◆ Task ◆
Among the entries that follow, find the lines containing the string "quantity" and copy them.

━━━━━ Data provided

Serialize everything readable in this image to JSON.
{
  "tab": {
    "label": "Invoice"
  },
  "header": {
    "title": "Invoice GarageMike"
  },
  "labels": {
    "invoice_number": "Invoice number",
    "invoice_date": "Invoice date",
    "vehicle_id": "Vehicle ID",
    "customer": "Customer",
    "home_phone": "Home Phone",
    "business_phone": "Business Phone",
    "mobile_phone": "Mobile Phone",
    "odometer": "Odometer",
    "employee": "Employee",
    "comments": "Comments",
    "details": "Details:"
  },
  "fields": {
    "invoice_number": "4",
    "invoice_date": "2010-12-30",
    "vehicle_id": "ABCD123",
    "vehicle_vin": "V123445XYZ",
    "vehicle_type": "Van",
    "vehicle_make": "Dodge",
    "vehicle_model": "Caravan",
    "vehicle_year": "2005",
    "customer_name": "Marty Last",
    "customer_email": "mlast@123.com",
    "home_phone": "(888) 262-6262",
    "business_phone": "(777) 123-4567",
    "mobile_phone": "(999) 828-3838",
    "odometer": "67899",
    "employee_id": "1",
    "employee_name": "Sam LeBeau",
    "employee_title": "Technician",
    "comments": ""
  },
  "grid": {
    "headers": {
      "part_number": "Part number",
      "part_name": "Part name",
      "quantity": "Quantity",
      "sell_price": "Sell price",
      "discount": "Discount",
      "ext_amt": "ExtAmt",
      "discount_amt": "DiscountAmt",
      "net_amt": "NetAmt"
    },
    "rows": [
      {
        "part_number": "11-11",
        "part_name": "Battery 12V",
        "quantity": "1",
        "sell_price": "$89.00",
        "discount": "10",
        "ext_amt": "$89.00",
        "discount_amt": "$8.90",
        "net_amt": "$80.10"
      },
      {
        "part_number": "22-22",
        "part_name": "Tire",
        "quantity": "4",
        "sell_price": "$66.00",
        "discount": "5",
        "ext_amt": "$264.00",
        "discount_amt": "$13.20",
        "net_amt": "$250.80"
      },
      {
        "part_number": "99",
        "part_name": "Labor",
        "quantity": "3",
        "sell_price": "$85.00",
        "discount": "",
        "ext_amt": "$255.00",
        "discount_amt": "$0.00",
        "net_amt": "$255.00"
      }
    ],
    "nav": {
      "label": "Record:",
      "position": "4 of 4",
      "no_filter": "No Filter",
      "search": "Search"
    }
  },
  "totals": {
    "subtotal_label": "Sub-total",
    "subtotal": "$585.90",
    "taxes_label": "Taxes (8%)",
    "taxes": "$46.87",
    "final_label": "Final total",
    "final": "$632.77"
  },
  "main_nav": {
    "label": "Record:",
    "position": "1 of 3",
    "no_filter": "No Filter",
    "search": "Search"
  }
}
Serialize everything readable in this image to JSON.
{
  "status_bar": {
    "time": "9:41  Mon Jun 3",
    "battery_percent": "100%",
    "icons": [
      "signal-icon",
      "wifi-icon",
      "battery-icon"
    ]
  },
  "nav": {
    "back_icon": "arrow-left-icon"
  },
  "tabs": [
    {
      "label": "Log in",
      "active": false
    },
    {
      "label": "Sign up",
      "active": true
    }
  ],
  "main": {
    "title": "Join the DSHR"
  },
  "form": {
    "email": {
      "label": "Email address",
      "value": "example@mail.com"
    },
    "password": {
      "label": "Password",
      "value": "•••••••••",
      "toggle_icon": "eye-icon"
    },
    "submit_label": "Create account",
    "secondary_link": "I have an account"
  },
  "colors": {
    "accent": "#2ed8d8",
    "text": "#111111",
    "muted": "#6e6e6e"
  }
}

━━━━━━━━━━

◆ Written answer ◆
      "quantity": "Quantity",
        "quantity": "1",
        "quantity": "4",
        "quantity": "3",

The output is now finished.